WORK ORDER: Once the pictures are removed, reproduce what is left of the data below exactly.

╭─ GIVEN RECORDS

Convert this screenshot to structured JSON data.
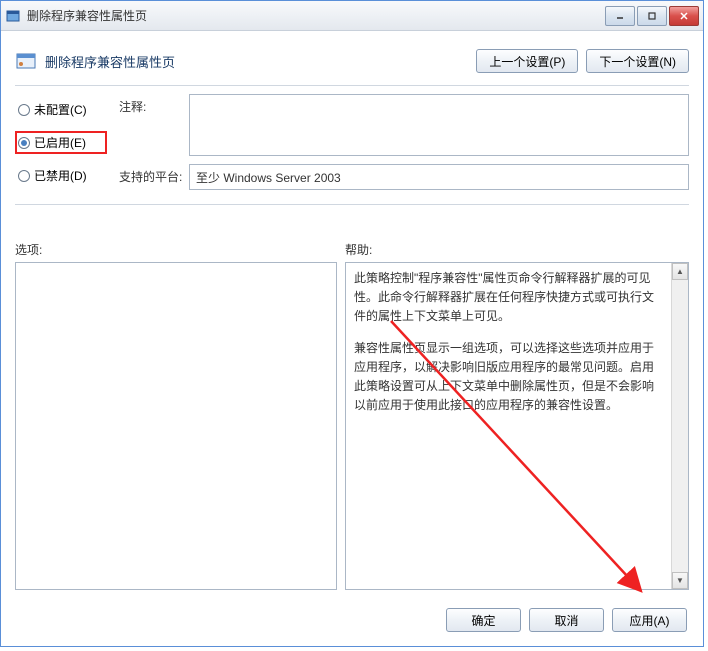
{
  "window": {
    "title": "删除程序兼容性属性页"
  },
  "header": {
    "title": "删除程序兼容性属性页",
    "prev_setting": "上一个设置(P)",
    "next_setting": "下一个设置(N)"
  },
  "radios": {
    "not_configured": "未配置(C)",
    "enabled": "已启用(E)",
    "disabled": "已禁用(D)"
  },
  "fields": {
    "comment_label": "注释:",
    "platform_label": "支持的平台:",
    "platform_value": "至少 Windows Server 2003"
  },
  "mid": {
    "options_label": "选项:",
    "help_label": "帮助:"
  },
  "help": {
    "p1": "此策略控制\"程序兼容性\"属性页命令行解释器扩展的可见性。此命令行解释器扩展在任何程序快捷方式或可执行文件的属性上下文菜单上可见。",
    "p2": "兼容性属性页显示一组选项，可以选择这些选项并应用于应用程序，以解决影响旧版应用程序的最常见问题。启用此策略设置可从上下文菜单中删除属性页，但是不会影响以前应用于使用此接口的应用程序的兼容性设置。"
  },
  "footer": {
    "ok": "确定",
    "cancel": "取消",
    "apply": "应用(A)"
  }
}
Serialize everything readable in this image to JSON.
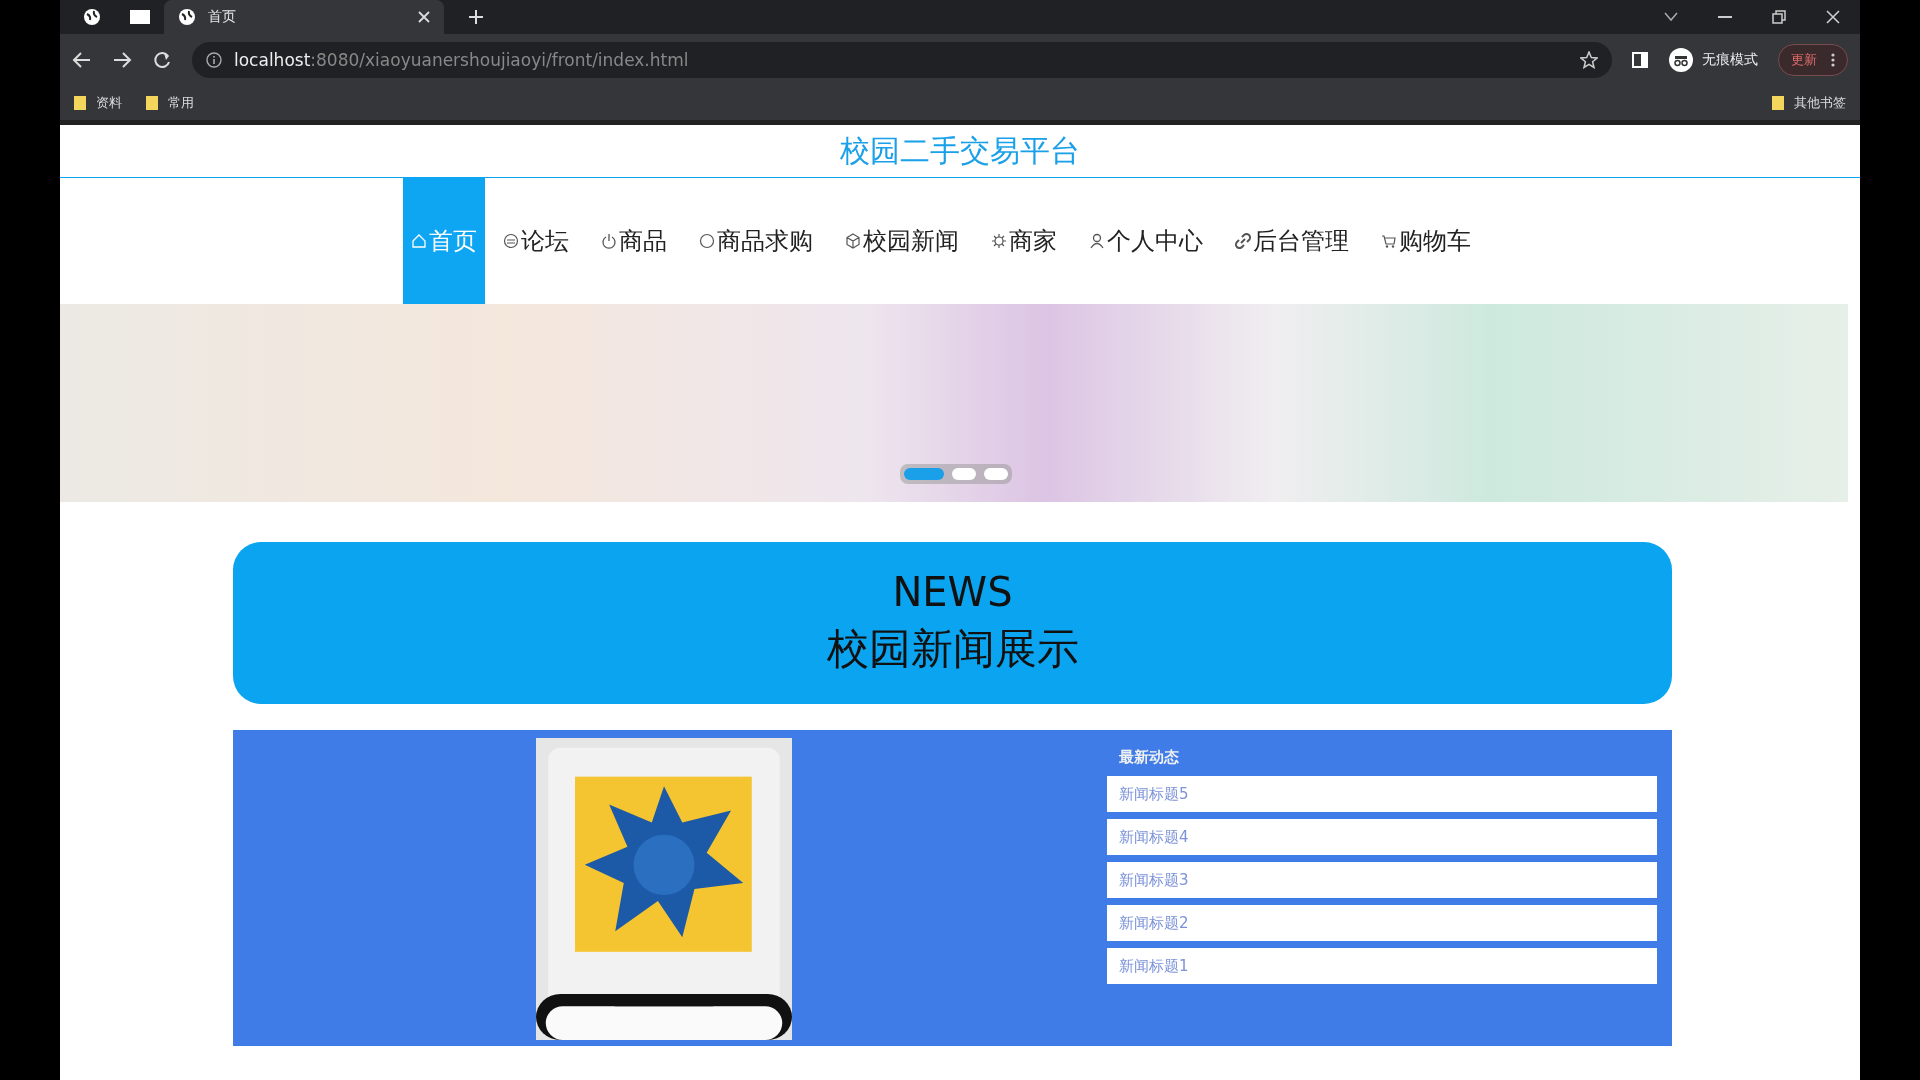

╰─

EXERCISE OUTPUT:
Convert this screenshot to structured JSON data.
{
  "window": {
    "title": "删除程序兼容性属性页"
  },
  "header": {
    "title": "删除程序兼容性属性页",
    "prev_setting": "上一个设置(P)",
    "next_setting": "下一个设置(N)"
  },
  "radios": {
    "not_configured": "未配置(C)",
    "enabled": "已启用(E)",
    "disabled": "已禁用(D)"
  },
  "fields": {
    "comment_label": "注释:",
    "platform_label": "支持的平台:",
    "platform_value": "至少 Windows Server 2003"
  },
  "mid": {
    "options_label": "选项:",
    "help_label": "帮助:"
  },
  "help": {
    "p1": "此策略控制\"程序兼容性\"属性页命令行解释器扩展的可见性。此命令行解释器扩展在任何程序快捷方式或可执行文件的属性上下文菜单上可见。",
    "p2": "兼容性属性页显示一组选项，可以选择这些选项并应用于应用程序，以解决影响旧版应用程序的最常见问题。启用此策略设置可从上下文菜单中删除属性页，但是不会影响以前应用于使用此接口的应用程序的兼容性设置。"
  },
  "footer": {
    "ok": "确定",
    "cancel": "取消",
    "apply": "应用(A)"
  }
}
Serialize everything readable in this image to JSON.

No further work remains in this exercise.